Next, I find where the school is, get directions in Thai, and thankfully I have a Thai friend named Prem, who has a motorbike and is happy to take me to schools. I pay for gas and our meals. I call schools to see if I can drop off and application and try to meet with someone, which is not always possible, but dropping off a paper copy of my résumé and seeing the school is always worth a visit.

Before heading out Prem gave me a tiny helmet that was nothing more than a fashion accessory, which I politely declined. Although most Thai people don’t wear helmets, I value my head and always make sure to get one that actually will protect me. I was given a second helmet. This one was so big on my head that, despite the straps, I had to hold it so it wouldn’t fall off while the motorbike was moving. After driving about 3 blocks Prem and I traded helmets. After adjusting the straps and putting my hair up in it, finally my third hemet fit. In exchange, I gave him my sunglasses for eye protection. Driving in Chiang Mai traffic is a little unnerving, and I’m glad I’m not the one doing it. I am extremely thankful to Prem, because although I could take public transportation, it would be hard for me to find these places on my own.

Getting to the school, I ask for the nearest hawng nam (bathroom) and change into non-sweaty work appropriate clothes and shoes. The next steps are finding the correct building where someone might speak English and there might be Roman script, filling out an application, where the space provided doesn’t begin to fit my amount of degrees and job experience, and giving them my cover letter and résumé, and hopefully meeting someone who works there. Then it’s off again with dear Prem to the next school to do it all over again.

Whew! After searching for jobs all day, I wanted to go do something fun.

I had heard about an art opening at Chiang Mai University and thought it might be a nice thing to do in the evening, if I had the energy. I asked my friend Alana, who is also looking for teaching work, if she wanted to go to the art opening, but she had plans for Salsa dancing around the corner. The art opening was from 6-9. At this point it was 7:30 and I wasn’t sure exactly where it was, or how readily public transportation would be available to get out to the university and back. I opted for more conveniently located salsa dancing instead.

Alana and I walked over to a bar on the second floor, ironically right upstairs from where I had printed my laser copies earlier that day. It was a nice little bar with a small dance floor and an open air seating area in back and a balcony in front. Both Thais and foreigners were there. The lesson was about to begin.

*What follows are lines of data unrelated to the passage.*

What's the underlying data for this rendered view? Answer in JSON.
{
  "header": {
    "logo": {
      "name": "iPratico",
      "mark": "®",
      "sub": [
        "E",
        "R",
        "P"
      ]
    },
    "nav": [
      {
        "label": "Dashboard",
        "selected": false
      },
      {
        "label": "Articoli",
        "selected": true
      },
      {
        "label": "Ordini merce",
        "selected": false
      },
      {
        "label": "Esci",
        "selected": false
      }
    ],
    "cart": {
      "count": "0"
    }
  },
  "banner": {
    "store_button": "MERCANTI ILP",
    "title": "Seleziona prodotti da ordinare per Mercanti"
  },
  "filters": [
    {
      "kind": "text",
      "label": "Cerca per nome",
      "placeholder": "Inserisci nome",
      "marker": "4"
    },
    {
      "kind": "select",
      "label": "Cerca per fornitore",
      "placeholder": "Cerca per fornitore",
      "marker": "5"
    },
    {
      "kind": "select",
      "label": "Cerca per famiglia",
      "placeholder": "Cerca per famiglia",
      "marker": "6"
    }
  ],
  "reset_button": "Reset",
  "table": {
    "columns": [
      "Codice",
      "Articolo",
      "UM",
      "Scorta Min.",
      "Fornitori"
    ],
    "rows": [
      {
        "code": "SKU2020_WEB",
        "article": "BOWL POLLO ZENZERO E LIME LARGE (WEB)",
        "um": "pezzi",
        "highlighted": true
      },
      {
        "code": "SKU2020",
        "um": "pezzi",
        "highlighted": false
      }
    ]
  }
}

We lined up in 2 lines with women on one side and men on the other. There were more women, so sometimes I had a female partner as we moved down the line switching partners every few minutes. A Thai guy taught the brief lesson in English. Some of the songs played were actual salsa songs, but they also varied into Oye Como Va by Santana, and a few others that salsa aficionados might wrinkle their noses at. But I thought, “Come on, we’re in Thailand, which is in Asia and we’re salsa dancing! This is fantastic!”

I danced with a few people, none of whom were talented dancers. In fact, I don’t think there was one latino in the whole place. Off the dance floor, I ended up talking to a guy for a few minutes who said he can’t really follow the steps so he just does his own moves. I said, “That’s my kind of dancing.” To which he replied, “Do you want to dance?” And off we went.

We were the only ones on the dance floor and people were watching us basically make dancing fools of ourselves. At this point I was quite glad there were no latinos, because we probably would have horrified them. The thing was, with all the spinning and swooshing around, I was having a great time. Both of us were laughing our heads off while dancing.

As we got off the floor, some English guy said to me that our dancing looked like some sort of bizarre Indian mating ritual. I talked with my dance partner who I found out was from Malaysia, but of Indian heritage. His name, yes, it was Ganesh. I showed him my necklace depicting the obstacle removing Hindu elephant god of his namesake. He the told me that he had watched Elizabeth the night before.

Why live abroad inThailand? Where else am I going to be salsa dancing in SE Asia with a Malay/Indian guy named Ganesh?